• _PROBLEM_
Scan the material below for the string "title", and copy every line where it shows up.

• _SUPPLIED INFORMATION_
- - - - -
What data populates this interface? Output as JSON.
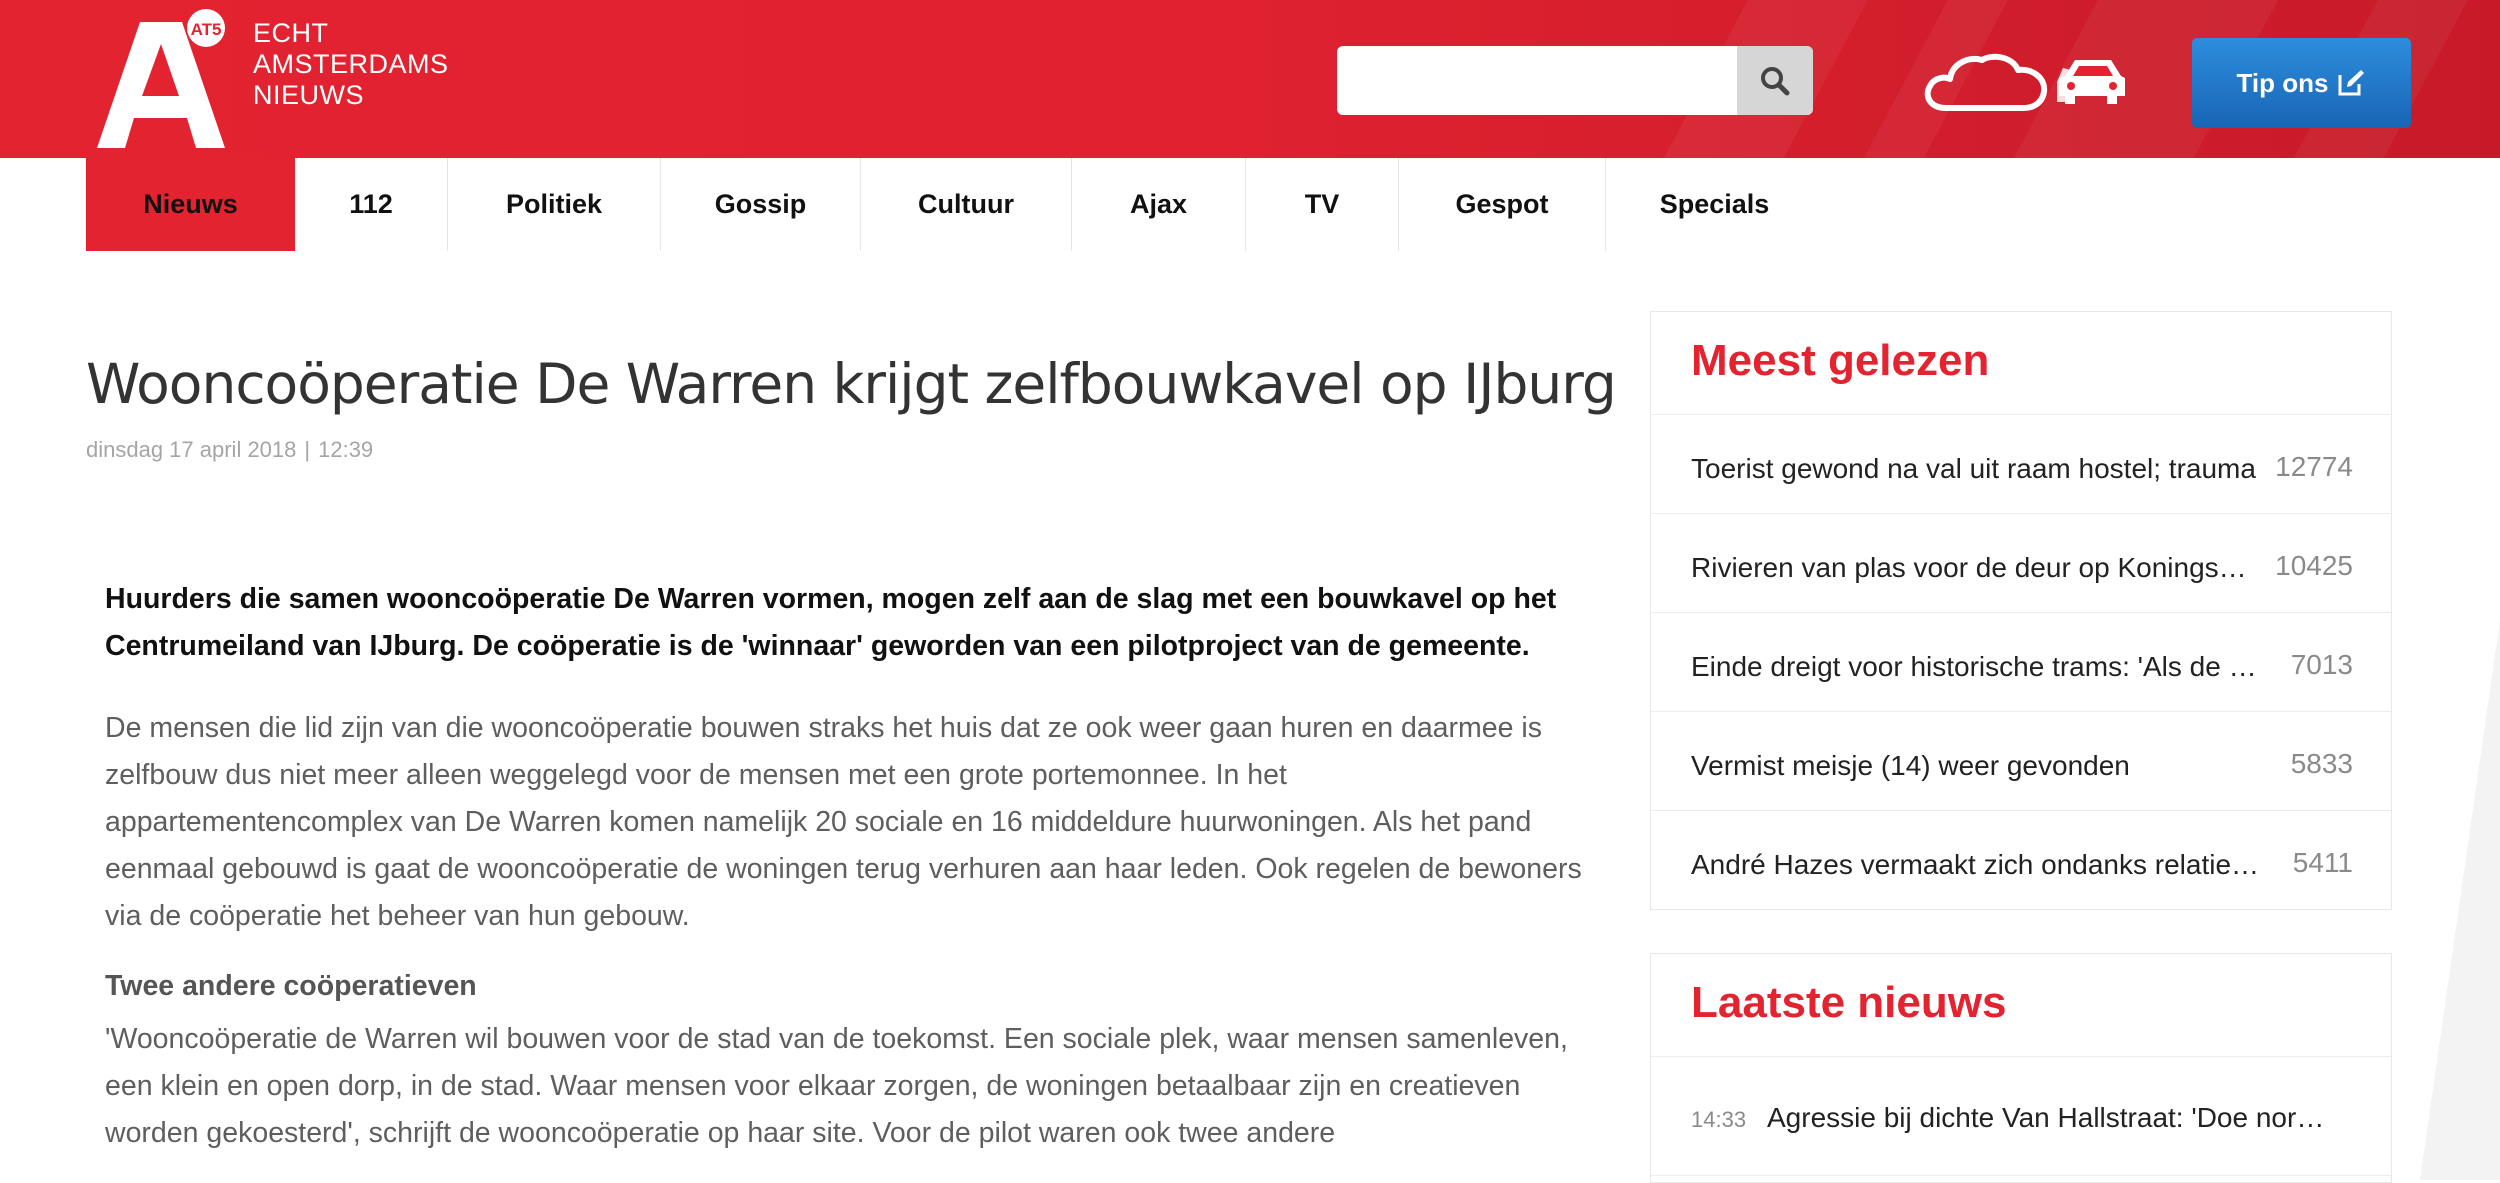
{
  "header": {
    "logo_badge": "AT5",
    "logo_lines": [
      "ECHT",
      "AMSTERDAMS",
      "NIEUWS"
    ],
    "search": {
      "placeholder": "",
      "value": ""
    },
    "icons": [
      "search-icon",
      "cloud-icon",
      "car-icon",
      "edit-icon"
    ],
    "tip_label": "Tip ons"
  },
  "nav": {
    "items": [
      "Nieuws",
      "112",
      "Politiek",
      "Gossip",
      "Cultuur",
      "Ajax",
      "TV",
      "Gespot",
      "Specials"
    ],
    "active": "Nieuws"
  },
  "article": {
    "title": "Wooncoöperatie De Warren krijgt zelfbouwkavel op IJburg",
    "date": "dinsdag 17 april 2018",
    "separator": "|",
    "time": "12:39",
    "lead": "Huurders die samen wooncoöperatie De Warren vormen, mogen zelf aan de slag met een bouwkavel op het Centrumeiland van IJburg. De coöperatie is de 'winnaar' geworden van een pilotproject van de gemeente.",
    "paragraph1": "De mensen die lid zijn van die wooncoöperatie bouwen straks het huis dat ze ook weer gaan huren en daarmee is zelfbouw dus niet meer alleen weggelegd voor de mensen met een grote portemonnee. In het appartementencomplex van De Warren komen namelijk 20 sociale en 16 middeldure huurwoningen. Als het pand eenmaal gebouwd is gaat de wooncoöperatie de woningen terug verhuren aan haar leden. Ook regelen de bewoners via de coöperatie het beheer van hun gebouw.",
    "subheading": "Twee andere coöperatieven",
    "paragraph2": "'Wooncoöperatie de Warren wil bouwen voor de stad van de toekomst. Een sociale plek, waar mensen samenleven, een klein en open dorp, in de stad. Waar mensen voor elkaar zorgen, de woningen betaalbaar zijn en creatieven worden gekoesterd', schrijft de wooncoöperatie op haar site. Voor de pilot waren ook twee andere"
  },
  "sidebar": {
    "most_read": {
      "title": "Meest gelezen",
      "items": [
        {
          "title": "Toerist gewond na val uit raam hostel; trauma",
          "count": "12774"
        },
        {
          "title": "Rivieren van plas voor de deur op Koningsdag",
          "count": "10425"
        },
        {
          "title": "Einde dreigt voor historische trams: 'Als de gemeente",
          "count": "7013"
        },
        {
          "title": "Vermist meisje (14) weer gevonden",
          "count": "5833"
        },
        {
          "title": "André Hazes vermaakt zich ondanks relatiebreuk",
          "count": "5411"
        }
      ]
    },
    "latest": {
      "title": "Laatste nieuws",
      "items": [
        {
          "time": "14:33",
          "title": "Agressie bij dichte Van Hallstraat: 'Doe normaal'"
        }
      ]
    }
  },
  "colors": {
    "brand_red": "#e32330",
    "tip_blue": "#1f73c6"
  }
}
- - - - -
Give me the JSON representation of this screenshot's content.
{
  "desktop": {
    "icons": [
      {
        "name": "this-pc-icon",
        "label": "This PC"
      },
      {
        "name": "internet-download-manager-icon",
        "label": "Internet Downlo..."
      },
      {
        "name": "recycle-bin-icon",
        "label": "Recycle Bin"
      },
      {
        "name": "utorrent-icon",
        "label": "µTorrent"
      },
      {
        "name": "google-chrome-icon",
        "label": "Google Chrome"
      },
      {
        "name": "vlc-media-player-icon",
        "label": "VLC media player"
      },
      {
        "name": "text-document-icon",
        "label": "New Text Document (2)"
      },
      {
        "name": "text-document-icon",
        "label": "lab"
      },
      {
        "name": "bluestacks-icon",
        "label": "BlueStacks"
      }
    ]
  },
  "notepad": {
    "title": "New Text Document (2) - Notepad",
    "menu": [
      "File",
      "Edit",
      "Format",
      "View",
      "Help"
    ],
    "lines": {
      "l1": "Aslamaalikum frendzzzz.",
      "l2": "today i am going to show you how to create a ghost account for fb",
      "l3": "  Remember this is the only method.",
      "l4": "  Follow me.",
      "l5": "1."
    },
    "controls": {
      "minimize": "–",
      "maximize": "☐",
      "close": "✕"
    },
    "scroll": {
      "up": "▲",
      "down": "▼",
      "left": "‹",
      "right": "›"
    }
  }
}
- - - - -
• _ANSWER TO THIS EXERCISE_
    "title": "Wooncoöperatie De Warren krijgt zelfbouwkavel op IJburg",
      "title": "Meest gelezen",
          "title": "Toerist gewond na val uit raam hostel; trauma",
          "title": "Rivieren van plas voor de deur op Koningsdag",
          "title": "Einde dreigt voor historische trams: 'Als de gemeente",
          "title": "Vermist meisje (14) weer gevonden",
          "title": "André Hazes vermaakt zich ondanks relatiebreuk",
      "title": "Laatste nieuws",
          "title": "Agressie bij dichte Van Hallstraat: 'Doe normaal'"
    "title": "New Text Document (2) - Notepad",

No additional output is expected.